On February 12, 2020, HB 2652 was introduced in Kansas, and is pending in the Kansas legislature that would make some modest changes to K.S.A. 21-6304, Criminal possession of a firearm by a convicted felon. The statute, as now written, restricts persons convicted of various crimes from possessing any weapon. ‘Weapon’ is currently defined as a ‘firearm or knife’ with “Knife” being defined as:
“Knife” means a dagger, dirk, switchblade, stiletto, straight-edged razor or any other dangerous or deadly cutting instrument of like character.
If enacted, H-2652 would exclude some pocket-knives from the prohibition. The revised definition would provide:
“Knife” means a dagger, dirk, switchblade, stiletto, straight-edged razor or any other dangerous or deadly cutting instrument of like character, but does not include an ordinary pocket knife with a blade no longer than four inches.
HB 2652 would also add the following exclusion to the current prohibition:
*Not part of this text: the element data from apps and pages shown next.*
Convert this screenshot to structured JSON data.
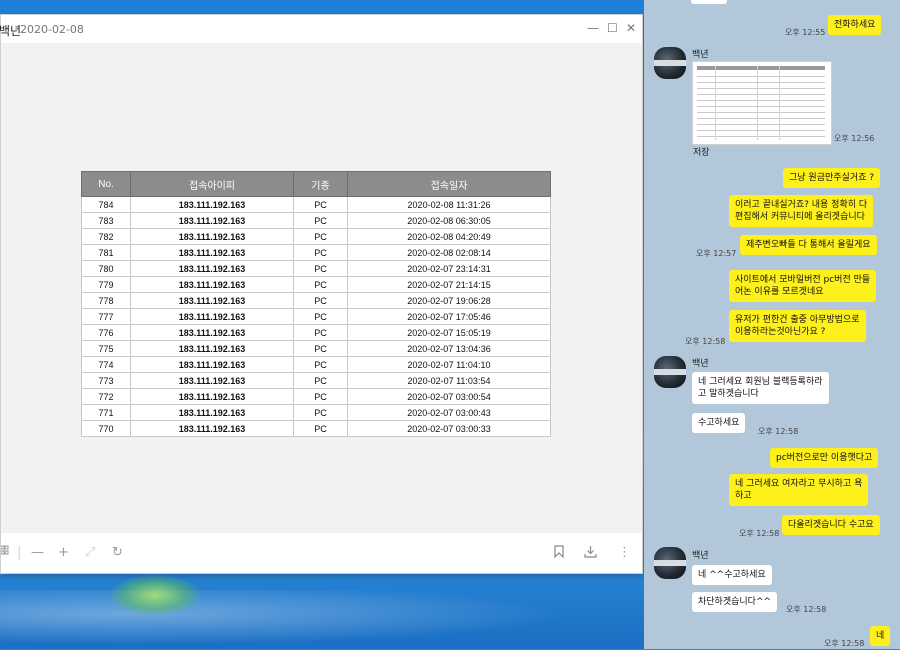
{
  "viewer": {
    "title_name": "백년",
    "title_date": "2020-02-08",
    "minimize": "—",
    "maximize": "☐",
    "close": "✕"
  },
  "table": {
    "headers": [
      "No.",
      "접속아이피",
      "기종",
      "접속일자"
    ],
    "rows": [
      [
        "784",
        "183.111.192.163",
        "PC",
        "2020-02-08 11:31:26"
      ],
      [
        "783",
        "183.111.192.163",
        "PC",
        "2020-02-08 06:30:05"
      ],
      [
        "782",
        "183.111.192.163",
        "PC",
        "2020-02-08 04:20:49"
      ],
      [
        "781",
        "183.111.192.163",
        "PC",
        "2020-02-08 02:08:14"
      ],
      [
        "780",
        "183.111.192.163",
        "PC",
        "2020-02-07 23:14:31"
      ],
      [
        "779",
        "183.111.192.163",
        "PC",
        "2020-02-07 21:14:15"
      ],
      [
        "778",
        "183.111.192.163",
        "PC",
        "2020-02-07 19:06:28"
      ],
      [
        "777",
        "183.111.192.163",
        "PC",
        "2020-02-07 17:05:46"
      ],
      [
        "776",
        "183.111.192.163",
        "PC",
        "2020-02-07 15:05:19"
      ],
      [
        "775",
        "183.111.192.163",
        "PC",
        "2020-02-07 13:04:36"
      ],
      [
        "774",
        "183.111.192.163",
        "PC",
        "2020-02-07 11:04:10"
      ],
      [
        "773",
        "183.111.192.163",
        "PC",
        "2020-02-07 11:03:54"
      ],
      [
        "772",
        "183.111.192.163",
        "PC",
        "2020-02-07 03:00:54"
      ],
      [
        "771",
        "183.111.192.163",
        "PC",
        "2020-02-07 03:00:43"
      ],
      [
        "770",
        "183.111.192.163",
        "PC",
        "2020-02-07 03:00:33"
      ]
    ]
  },
  "toolbar": {
    "grid_icon": "grid-icon",
    "zoom_out": "—",
    "zoom_in": "+",
    "fit": "⤢",
    "rotate": "↻",
    "bookmark": "bookmark-icon",
    "download": "download-icon",
    "more": "⋮"
  },
  "chat": {
    "sender": "백년",
    "save_label": "저장",
    "messages": {
      "m1": "전화하세요",
      "t1": "오후 12:55",
      "t_img": "오후 12:56",
      "m2": "그냥 원금만주실거죠 ?",
      "m3": "이러고 끝내실거죠? 내용 정확히 다\n편집해서 커뮤니티에 올리겟습니다",
      "m4": "제주변오빠들 다 통해서 올릴게요",
      "t4": "오후 12:57",
      "m5": "사이트에서 모바일버전 pc버전 만들\n어논 이유를 모르겟네요",
      "m6": "유저가 편한건 출중 아무방법으로\n이용하라는것아닌가요 ?",
      "t6": "오후 12:58",
      "o1": "네 그러세요 회원님 블랙등록하라\n고 말하겟습니다",
      "o2": "수고하세요",
      "to2": "오후 12:58",
      "m7": "pc버전으로만 이용햇다고",
      "m8": "네 그러세요 여자라고 무시하고 욕\n하고",
      "m9": "다올리겟습니다 수고요",
      "t9": "오후 12:58",
      "o3": "네 ^^수고하세요",
      "o4": "차단하겟습니다^^",
      "to4": "오후 12:58",
      "m10": "네",
      "t10": "오후 12:58"
    }
  },
  "colors": {
    "my_bubble": "#fef01b",
    "chat_bg": "#b2c7d9",
    "table_header": "#8c8c8c"
  }
}
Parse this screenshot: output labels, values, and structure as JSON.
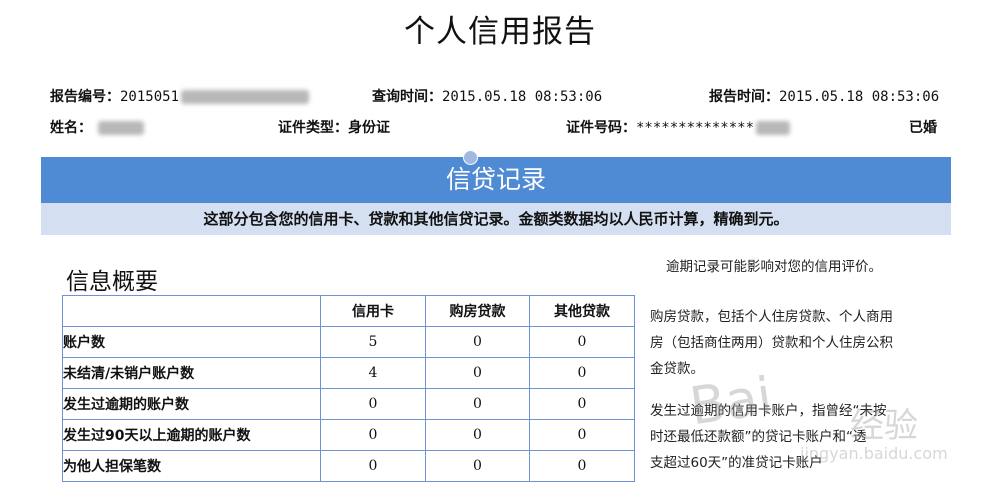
{
  "report": {
    "title": "个人信用报告",
    "report_no_label": "报告编号：",
    "report_no_value": "2015051",
    "query_time_label": "查询时间：",
    "query_time_value": "2015.05.18 08:53:06",
    "report_time_label": "报告时间：",
    "report_time_value": "2015.05.18 08:53:06",
    "name_label": "姓名：",
    "id_type_label": "证件类型：",
    "id_type_value": "身份证",
    "id_no_label": "证件号码：",
    "id_no_value": "**************",
    "marital": "已婚"
  },
  "section": {
    "banner": "信贷记录",
    "subtitle": "这部分包含您的信用卡、贷款和其他信贷记录。金额类数据均以人民币计算，精确到元。"
  },
  "summary": {
    "title": "信息概要",
    "headers": [
      "",
      "信用卡",
      "购房贷款",
      "其他贷款"
    ],
    "rows": [
      {
        "label": "账户数",
        "values": [
          "5",
          "0",
          "0"
        ]
      },
      {
        "label": "未结清/未销户账户数",
        "values": [
          "4",
          "0",
          "0"
        ]
      },
      {
        "label": "发生过逾期的账户数",
        "values": [
          "0",
          "0",
          "0"
        ]
      },
      {
        "label": "发生过90天以上逾期的账户数",
        "values": [
          "0",
          "0",
          "0"
        ]
      },
      {
        "label": "为他人担保笔数",
        "values": [
          "0",
          "0",
          "0"
        ]
      }
    ]
  },
  "notes": {
    "n1": "逾期记录可能影响对您的信用评价。",
    "n2_l1": "购房贷款，包括个人住房贷款、个人商用",
    "n2_l2": "房（包括商住两用）贷款和个人住房公积",
    "n2_l3": "金贷款。",
    "n3_l1": "发生过逾期的信用卡账户，指曾经“未按",
    "n3_l2": "时还最低还款额”的贷记卡账户和“透",
    "n3_l3": "支超过60天”的准贷记卡账户"
  },
  "watermark": {
    "text1": "Bai",
    "text2": "经验",
    "text3": "jingyan.baidu.com"
  }
}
This section does not apply to a person possessing a knife when used as a tool in connection with lawful employment or a kitchen knife used as intended for food preparation or consumption.
While AKTI did not initiate HB 2652, we note that it does illustrate some important truths about the role of knives in everyday lives. Knives are tools. Knives are in the workplace and knives are essential to food preparation and consumption. Millions of people carry a pocket-knife for routine tasks and with no intent, or even a thought of unwholesome uses.
There is a benefit to society when a post custodial felon is rehabilitated and resumes a normal productive existence. Knives will necessarily be present in any normal life.
When knives are outlawed, everyone will be an outlaw.